■ WORK TO BE COMPLETED
The number of lines containing the word "time" is all you should give; count them in the records below.
Top of AVAILABLE RECORDS
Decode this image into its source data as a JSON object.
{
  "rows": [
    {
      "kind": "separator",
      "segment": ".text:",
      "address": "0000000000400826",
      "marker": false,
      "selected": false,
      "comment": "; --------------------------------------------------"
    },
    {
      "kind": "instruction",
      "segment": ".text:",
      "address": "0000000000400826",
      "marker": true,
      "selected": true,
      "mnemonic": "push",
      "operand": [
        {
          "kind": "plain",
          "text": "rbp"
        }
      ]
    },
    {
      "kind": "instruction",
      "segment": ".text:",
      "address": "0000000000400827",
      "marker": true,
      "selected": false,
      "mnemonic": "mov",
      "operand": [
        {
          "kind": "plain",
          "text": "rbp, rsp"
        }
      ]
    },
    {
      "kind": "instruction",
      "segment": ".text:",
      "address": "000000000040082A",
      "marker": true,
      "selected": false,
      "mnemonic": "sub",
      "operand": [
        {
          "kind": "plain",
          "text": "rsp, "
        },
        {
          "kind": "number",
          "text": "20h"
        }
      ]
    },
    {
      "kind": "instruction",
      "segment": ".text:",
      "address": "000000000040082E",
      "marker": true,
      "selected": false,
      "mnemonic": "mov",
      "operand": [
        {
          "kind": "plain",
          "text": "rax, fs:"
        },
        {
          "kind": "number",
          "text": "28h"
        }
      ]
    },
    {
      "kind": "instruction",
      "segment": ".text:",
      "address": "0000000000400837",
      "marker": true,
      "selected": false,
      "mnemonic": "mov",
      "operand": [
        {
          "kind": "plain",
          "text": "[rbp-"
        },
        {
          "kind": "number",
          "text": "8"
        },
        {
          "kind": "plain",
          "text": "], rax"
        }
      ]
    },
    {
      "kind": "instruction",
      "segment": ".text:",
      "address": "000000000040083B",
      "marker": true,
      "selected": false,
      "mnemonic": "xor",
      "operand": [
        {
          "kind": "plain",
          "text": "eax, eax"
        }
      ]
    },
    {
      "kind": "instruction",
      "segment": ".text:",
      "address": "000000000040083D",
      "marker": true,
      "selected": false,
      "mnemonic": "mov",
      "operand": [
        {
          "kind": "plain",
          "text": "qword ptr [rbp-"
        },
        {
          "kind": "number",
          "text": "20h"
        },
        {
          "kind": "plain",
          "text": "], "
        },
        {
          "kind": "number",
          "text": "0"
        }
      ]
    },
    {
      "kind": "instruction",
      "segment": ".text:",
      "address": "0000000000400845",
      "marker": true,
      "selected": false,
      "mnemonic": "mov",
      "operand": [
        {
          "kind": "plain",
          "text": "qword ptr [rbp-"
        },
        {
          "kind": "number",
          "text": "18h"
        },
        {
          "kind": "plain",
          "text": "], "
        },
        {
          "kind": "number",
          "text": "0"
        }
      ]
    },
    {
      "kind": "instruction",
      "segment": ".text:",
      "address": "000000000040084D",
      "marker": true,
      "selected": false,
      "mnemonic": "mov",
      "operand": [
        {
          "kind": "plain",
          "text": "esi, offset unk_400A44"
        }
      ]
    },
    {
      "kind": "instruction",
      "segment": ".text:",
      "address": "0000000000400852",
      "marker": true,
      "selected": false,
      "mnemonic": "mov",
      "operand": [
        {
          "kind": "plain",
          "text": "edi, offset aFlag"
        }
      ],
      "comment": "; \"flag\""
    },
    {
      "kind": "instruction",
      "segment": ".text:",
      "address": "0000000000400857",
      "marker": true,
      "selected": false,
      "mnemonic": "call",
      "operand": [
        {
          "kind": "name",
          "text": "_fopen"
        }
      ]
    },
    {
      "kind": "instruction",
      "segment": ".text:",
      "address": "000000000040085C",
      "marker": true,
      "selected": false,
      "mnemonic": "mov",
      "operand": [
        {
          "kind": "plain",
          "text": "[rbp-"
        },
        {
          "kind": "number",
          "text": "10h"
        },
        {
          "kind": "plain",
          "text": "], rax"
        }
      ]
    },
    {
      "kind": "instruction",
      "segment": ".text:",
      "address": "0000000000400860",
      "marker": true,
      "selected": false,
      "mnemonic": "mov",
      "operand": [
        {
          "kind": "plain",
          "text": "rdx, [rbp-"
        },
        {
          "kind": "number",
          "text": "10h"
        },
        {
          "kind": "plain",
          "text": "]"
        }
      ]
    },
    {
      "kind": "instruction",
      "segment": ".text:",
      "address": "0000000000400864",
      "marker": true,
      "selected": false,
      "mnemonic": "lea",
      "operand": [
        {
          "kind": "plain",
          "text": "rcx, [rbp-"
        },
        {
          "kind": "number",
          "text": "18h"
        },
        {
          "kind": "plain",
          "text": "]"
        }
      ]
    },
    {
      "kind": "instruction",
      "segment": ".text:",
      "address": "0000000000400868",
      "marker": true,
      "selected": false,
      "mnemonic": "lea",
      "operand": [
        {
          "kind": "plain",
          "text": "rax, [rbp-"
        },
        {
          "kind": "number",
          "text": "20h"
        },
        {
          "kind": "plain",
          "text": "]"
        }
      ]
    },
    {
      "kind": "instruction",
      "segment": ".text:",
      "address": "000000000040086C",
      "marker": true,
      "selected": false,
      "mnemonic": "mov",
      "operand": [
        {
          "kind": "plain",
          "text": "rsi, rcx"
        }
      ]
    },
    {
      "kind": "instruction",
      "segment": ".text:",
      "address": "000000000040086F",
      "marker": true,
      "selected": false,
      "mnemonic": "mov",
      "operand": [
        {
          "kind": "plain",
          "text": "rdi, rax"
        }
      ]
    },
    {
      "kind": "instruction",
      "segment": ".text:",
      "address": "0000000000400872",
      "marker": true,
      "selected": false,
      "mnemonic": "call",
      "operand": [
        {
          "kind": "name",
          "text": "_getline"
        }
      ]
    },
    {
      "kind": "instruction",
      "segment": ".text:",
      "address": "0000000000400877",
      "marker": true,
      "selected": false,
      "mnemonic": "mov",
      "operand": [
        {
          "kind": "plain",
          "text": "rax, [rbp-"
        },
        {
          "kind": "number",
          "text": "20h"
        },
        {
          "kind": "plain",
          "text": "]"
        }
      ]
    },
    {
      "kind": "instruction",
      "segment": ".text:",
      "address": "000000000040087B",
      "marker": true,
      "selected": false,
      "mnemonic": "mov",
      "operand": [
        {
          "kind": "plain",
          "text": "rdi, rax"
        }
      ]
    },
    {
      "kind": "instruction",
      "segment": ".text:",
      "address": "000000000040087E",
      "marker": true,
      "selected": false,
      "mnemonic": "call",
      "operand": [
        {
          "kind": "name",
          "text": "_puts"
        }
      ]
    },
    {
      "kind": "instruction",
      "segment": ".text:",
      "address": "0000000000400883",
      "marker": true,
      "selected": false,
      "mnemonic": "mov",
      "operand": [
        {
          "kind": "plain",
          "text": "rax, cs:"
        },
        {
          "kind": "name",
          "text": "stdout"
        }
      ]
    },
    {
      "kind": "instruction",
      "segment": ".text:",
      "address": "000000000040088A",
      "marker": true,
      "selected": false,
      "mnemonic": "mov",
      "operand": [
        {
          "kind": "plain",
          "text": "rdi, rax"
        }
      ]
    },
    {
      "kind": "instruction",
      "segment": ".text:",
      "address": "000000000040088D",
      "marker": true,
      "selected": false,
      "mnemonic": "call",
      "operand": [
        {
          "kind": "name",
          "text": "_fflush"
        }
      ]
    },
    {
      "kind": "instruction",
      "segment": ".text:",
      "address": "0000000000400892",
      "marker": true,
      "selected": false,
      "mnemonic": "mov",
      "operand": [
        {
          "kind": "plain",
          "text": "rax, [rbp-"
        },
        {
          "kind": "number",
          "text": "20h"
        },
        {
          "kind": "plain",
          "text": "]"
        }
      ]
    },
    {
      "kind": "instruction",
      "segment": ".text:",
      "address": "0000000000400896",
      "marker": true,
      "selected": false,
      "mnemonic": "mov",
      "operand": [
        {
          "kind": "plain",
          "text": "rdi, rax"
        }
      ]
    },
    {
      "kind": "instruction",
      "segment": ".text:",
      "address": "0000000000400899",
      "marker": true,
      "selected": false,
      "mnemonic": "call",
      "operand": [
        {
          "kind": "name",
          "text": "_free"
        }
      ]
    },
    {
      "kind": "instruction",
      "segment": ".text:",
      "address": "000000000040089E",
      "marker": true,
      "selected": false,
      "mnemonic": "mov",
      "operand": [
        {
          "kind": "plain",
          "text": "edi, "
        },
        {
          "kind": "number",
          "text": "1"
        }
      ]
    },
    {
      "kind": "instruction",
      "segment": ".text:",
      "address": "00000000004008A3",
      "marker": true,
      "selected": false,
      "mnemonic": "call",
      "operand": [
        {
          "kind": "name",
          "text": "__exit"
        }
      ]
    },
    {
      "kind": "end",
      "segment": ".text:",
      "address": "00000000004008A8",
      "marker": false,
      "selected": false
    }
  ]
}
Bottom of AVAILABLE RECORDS
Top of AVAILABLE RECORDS
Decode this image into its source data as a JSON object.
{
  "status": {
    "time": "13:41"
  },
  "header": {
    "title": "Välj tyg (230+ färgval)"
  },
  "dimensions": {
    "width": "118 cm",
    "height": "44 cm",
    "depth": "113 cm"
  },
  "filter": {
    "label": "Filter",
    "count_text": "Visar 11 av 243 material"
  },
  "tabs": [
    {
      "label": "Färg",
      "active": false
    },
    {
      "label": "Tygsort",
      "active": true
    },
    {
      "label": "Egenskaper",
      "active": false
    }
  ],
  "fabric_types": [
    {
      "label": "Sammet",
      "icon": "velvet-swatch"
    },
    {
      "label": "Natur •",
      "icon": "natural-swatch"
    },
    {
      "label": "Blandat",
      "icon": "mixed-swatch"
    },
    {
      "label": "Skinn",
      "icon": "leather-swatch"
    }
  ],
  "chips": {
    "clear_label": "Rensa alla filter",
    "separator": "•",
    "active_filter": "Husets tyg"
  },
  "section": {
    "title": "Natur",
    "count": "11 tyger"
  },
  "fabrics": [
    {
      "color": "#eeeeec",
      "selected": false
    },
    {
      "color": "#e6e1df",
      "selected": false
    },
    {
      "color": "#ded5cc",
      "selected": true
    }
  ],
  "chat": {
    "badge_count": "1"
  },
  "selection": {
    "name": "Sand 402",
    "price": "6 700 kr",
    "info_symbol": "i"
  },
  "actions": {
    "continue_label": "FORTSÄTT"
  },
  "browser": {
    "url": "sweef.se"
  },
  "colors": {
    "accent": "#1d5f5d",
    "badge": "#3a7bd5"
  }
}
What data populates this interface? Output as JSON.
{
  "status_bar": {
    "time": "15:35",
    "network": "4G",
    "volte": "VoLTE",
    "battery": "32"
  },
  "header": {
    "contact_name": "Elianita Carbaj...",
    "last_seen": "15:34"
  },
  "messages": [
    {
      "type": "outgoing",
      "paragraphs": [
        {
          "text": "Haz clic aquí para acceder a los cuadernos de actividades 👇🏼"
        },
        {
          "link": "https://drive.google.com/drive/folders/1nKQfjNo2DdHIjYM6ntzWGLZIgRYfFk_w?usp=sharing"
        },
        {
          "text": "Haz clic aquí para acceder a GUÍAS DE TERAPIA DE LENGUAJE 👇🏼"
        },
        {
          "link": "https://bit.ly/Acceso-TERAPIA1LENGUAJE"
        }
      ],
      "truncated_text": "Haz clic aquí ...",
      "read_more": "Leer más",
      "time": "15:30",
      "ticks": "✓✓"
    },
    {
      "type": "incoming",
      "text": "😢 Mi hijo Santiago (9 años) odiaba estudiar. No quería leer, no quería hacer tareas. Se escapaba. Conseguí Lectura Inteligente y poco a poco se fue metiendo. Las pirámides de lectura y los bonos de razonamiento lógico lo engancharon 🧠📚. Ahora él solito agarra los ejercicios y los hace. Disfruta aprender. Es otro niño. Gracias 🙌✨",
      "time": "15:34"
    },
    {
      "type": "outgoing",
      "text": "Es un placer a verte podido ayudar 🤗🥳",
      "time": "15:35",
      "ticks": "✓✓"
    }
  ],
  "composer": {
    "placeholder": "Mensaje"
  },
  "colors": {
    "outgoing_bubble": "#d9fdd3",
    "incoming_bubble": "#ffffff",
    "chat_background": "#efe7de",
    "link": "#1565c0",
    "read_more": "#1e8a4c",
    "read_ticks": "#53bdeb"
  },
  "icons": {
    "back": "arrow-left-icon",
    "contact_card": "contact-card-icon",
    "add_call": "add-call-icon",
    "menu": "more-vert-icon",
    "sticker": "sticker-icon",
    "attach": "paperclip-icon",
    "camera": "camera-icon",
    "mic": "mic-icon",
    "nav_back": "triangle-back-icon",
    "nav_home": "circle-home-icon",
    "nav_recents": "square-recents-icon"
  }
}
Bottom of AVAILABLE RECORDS
■ EXERCISE RESPONSE
5